Ph.D. Medical Anthropologist and senior social scientist at KEMRI- Wellcome Trust Reseach Programme in Kilifi, Kenya.
With a background in medical anthropology her research over the past 12 years has focused on treatment seeking and preventive behaviours for malaria and the
factors that influence provider practices in sub-Saharan Africa. More recently she has been looking at the implementability and sustainability of public health interventions, focusing on issues relating to social relationships, organizational structure and management and leadership. Research capacity strengthening and the promotion of the appropriate use of high quality social science research in the development and implementation of public health policy are major concerns underpinning much of her work. A key role in her current position is to contribute to building Kenyan and regional expertise to develop and lead such research.
Prof Stephen Kennedy,
Head of Nuffield Department of Obstetrics and Gynaecology, Professor of Reproductive Medicine, University of Oxford.

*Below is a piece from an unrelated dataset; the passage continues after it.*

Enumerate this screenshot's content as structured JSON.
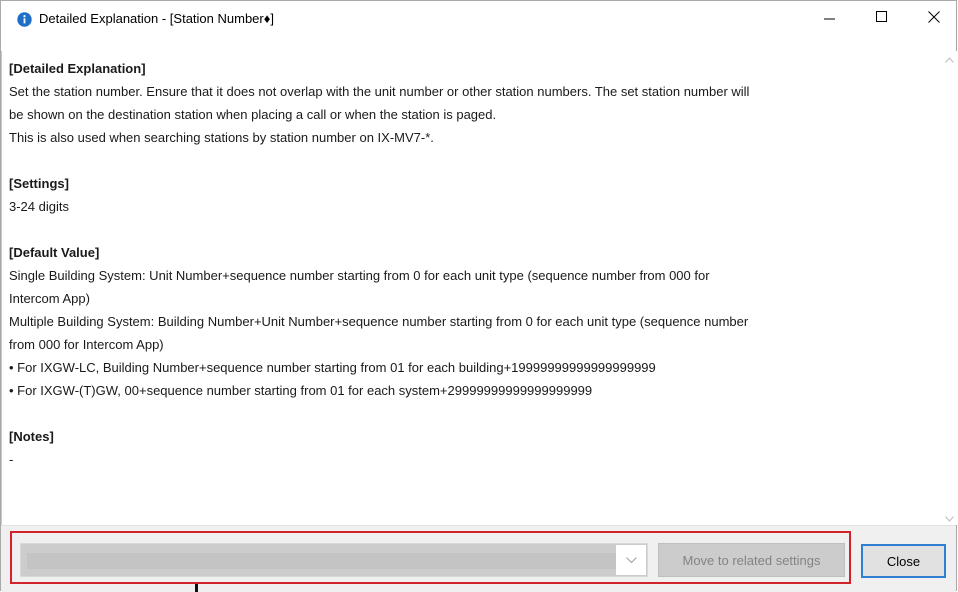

Dr. Kennedy qualifi ed at Guy’s Hospital, London, in 1984, having graduated from Keble College, Oxford, in Experimental Psychology. He trained at the John Radcliffe Hospital, Oxford; Queen Charlotte’s & Chelsea Hospital, London, and the Royal Berkshire Hospital, Reading. He has held the posts of Research Fellow (1986-89), Clinical Lecturer (1992-94), and Senior Fellow in Reproductive Medicine (1994-99) in NDOG, before being appointed as Clinical Reader in 1999 and Professor of Reproductive Medicine in 2011. He has been Head of Department since 2005. With Jose Villar, Dr. Kennedy jointly leads the INTERGROWTH- 21st Project, a large-scale, multi- centre project involving health institutions in 11 geographically diverse countries around the world that aims to assess fetal and newborn growth under optimal, and various sub-optimal (e.g. exposure to malaria, HIV and malnutrition), conditions.
Prof Wendy Rogers,

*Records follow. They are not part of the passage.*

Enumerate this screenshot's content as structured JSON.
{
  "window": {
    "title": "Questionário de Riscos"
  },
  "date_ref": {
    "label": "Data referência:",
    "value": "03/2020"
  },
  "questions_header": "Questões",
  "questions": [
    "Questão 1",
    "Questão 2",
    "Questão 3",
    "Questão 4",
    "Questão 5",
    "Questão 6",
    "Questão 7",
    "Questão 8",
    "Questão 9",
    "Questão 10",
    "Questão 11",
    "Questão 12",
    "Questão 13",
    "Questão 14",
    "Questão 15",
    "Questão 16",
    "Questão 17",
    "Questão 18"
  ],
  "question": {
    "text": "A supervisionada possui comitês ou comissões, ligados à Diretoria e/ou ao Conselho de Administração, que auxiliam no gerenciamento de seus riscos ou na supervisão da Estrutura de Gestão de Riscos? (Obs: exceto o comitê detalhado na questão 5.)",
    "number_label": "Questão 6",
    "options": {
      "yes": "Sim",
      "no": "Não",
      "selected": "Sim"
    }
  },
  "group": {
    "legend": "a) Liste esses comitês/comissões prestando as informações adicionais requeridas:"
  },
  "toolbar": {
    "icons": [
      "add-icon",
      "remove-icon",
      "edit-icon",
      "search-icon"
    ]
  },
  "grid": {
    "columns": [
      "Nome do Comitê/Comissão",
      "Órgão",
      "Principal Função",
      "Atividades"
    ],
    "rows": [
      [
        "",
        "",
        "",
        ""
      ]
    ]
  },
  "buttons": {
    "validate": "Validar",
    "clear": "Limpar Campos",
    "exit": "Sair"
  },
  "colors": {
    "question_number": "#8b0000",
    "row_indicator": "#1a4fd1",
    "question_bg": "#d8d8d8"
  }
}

Professor of Philosophy, Macquarie University.
Prof Rogers joined Macquarie in 2009 as a CORE joint appointment between the Philosophy Department and the Australian School of Advanced Medicine. She initially trained as a general practitioner before undertaking philosophy honours and a PhD in medical ethics at Flinders University, after which she spent two years at the University of Edinburgh on an NHMRC post-doctoral fellowship. Prior to coming to Macquarie she spent five years leading the ethics, law and professionalism teaching in the School of Medicine at Flinders. She has long standing interests in the ethics of organ donation, feminist bioethics, public health ethics, conflicts of interest in health care, research ethics and the ethics of evidence-based medicine. From June 2014, she will take up a Future Fellowship on Defining disease: addressing the problem of overdiagnosis. This research investigates the concept of 'disease' and the ethical issues associated with expanding definition of disease that label people whose health is not compromised. Her books include: Vulnerability: New essays in ethics and feminist philosophy, Mackenzie C, Rogers WA, Dodds S (eds) New York: Oxford University Press (2014). Practical Ethics for General Practice 2nd edition, co-authored with Annette Braunack-Mayer (Oxford University Press: Oxford, 2009).

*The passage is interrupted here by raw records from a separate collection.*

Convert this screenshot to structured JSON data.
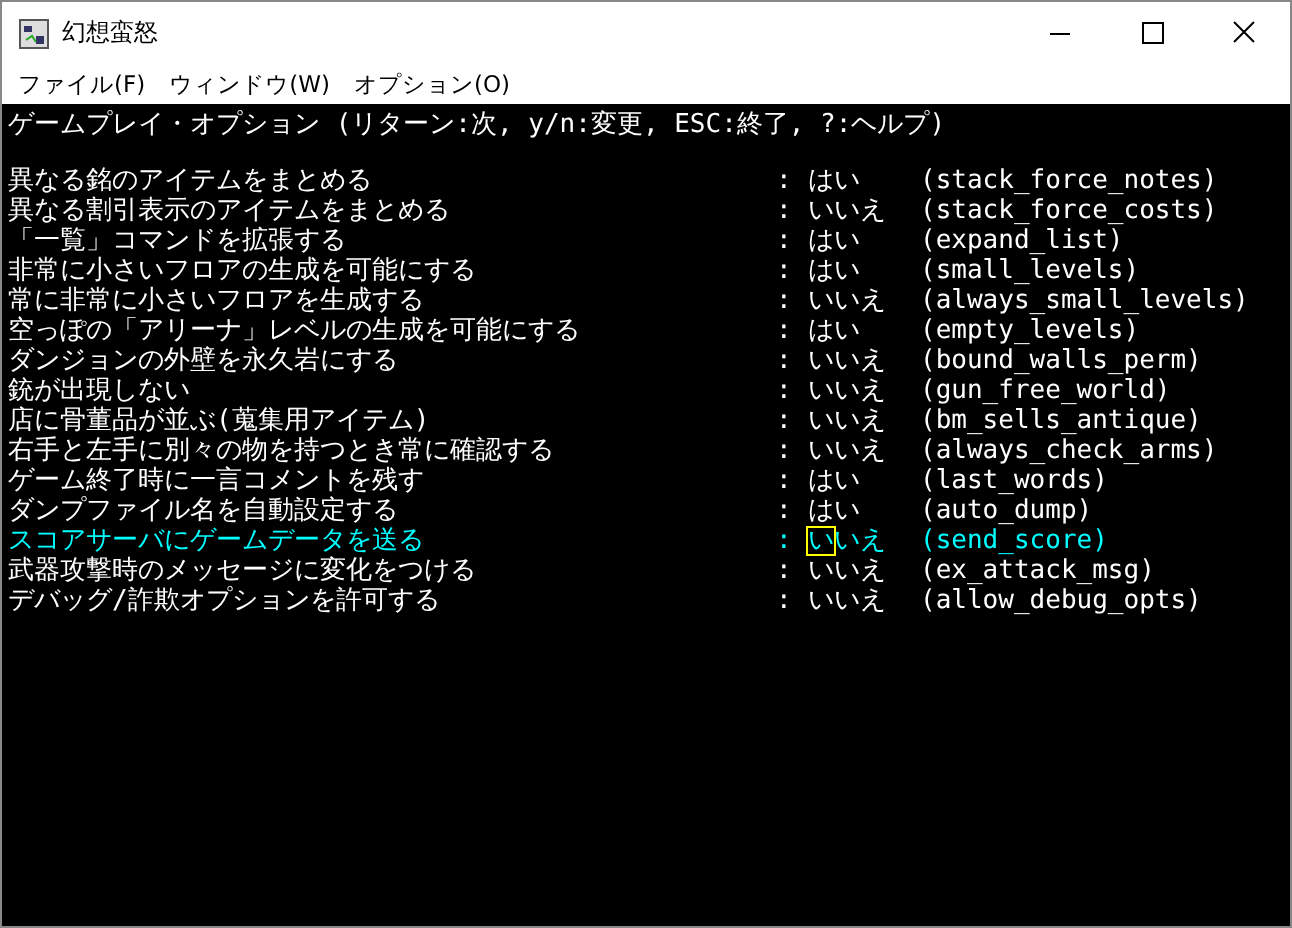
{
  "window": {
    "title": "幻想蛮怒"
  },
  "menu": [
    "ファイル(F)",
    "ウィンドウ(W)",
    "オプション(O)"
  ],
  "header": "ゲームプレイ・オプション (リターン:次, y/n:変更, ESC:終了, ?:ヘルプ)",
  "options": [
    {
      "label": "異なる銘のアイテムをまとめる",
      "separator": ":",
      "value": "はい",
      "key": "(stack_force_notes)",
      "selected": false
    },
    {
      "label": "異なる割引表示のアイテムをまとめる",
      "separator": ":",
      "value": "いいえ",
      "key": "(stack_force_costs)",
      "selected": false
    },
    {
      "label": "「一覧」コマンドを拡張する",
      "separator": ":",
      "value": "はい",
      "key": "(expand_list)",
      "selected": false
    },
    {
      "label": "非常に小さいフロアの生成を可能にする",
      "separator": ":",
      "value": "はい",
      "key": "(small_levels)",
      "selected": false
    },
    {
      "label": "常に非常に小さいフロアを生成する",
      "separator": ":",
      "value": "いいえ",
      "key": "(always_small_levels)",
      "selected": false
    },
    {
      "label": "空っぽの「アリーナ」レベルの生成を可能にする",
      "separator": ":",
      "value": "はい",
      "key": "(empty_levels)",
      "selected": false
    },
    {
      "label": "ダンジョンの外壁を永久岩にする",
      "separator": ":",
      "value": "いいえ",
      "key": "(bound_walls_perm)",
      "selected": false
    },
    {
      "label": "銃が出現しない",
      "separator": ":",
      "value": "いいえ",
      "key": "(gun_free_world)",
      "selected": false
    },
    {
      "label": "店に骨董品が並ぶ(蒐集用アイテム)",
      "separator": ":",
      "value": "いいえ",
      "key": "(bm_sells_antique)",
      "selected": false
    },
    {
      "label": "右手と左手に別々の物を持つとき常に確認する",
      "separator": ":",
      "value": "いいえ",
      "key": "(always_check_arms)",
      "selected": false
    },
    {
      "label": "ゲーム終了時に一言コメントを残す",
      "separator": ":",
      "value": "はい",
      "key": "(last_words)",
      "selected": false
    },
    {
      "label": "ダンプファイル名を自動設定する",
      "separator": ":",
      "value": "はい",
      "key": "(auto_dump)",
      "selected": false
    },
    {
      "label": "スコアサーバにゲームデータを送る",
      "separator": ":",
      "value": "いいえ",
      "key": "(send_score)",
      "selected": true
    },
    {
      "label": "武器攻撃時のメッセージに変化をつける",
      "separator": ":",
      "value": "いいえ",
      "key": "(ex_attack_msg)",
      "selected": false
    },
    {
      "label": "デバッグ/詐欺オプションを許可する",
      "separator": ":",
      "value": "いいえ",
      "key": "(allow_debug_opts)",
      "selected": false
    }
  ]
}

Assistant Director of the Nuffield Council on Bioethics, and led the Council's project exploring the ethical issues arising out of the involvement of children and young people in clinical research.
Her background is in health policy, law and ethics: before taking up her current post, she spent nine years at the UK House of Commons, briefing MPs of all political parties on health issues, and then four years in the NHS, monitoring the effect of the Human Rights Act on health law in England. During this time she was also seconded to the English Department of Health to work on patient consent. Her work at the Nuffield Council has included consideration of ethical issues arising in dementia; in the donation of all forms of bodily material for treatment or research; the sharing of information in the context of people born as a result of the donation of gametes and embryos; and the growing use of cosmetic procedures.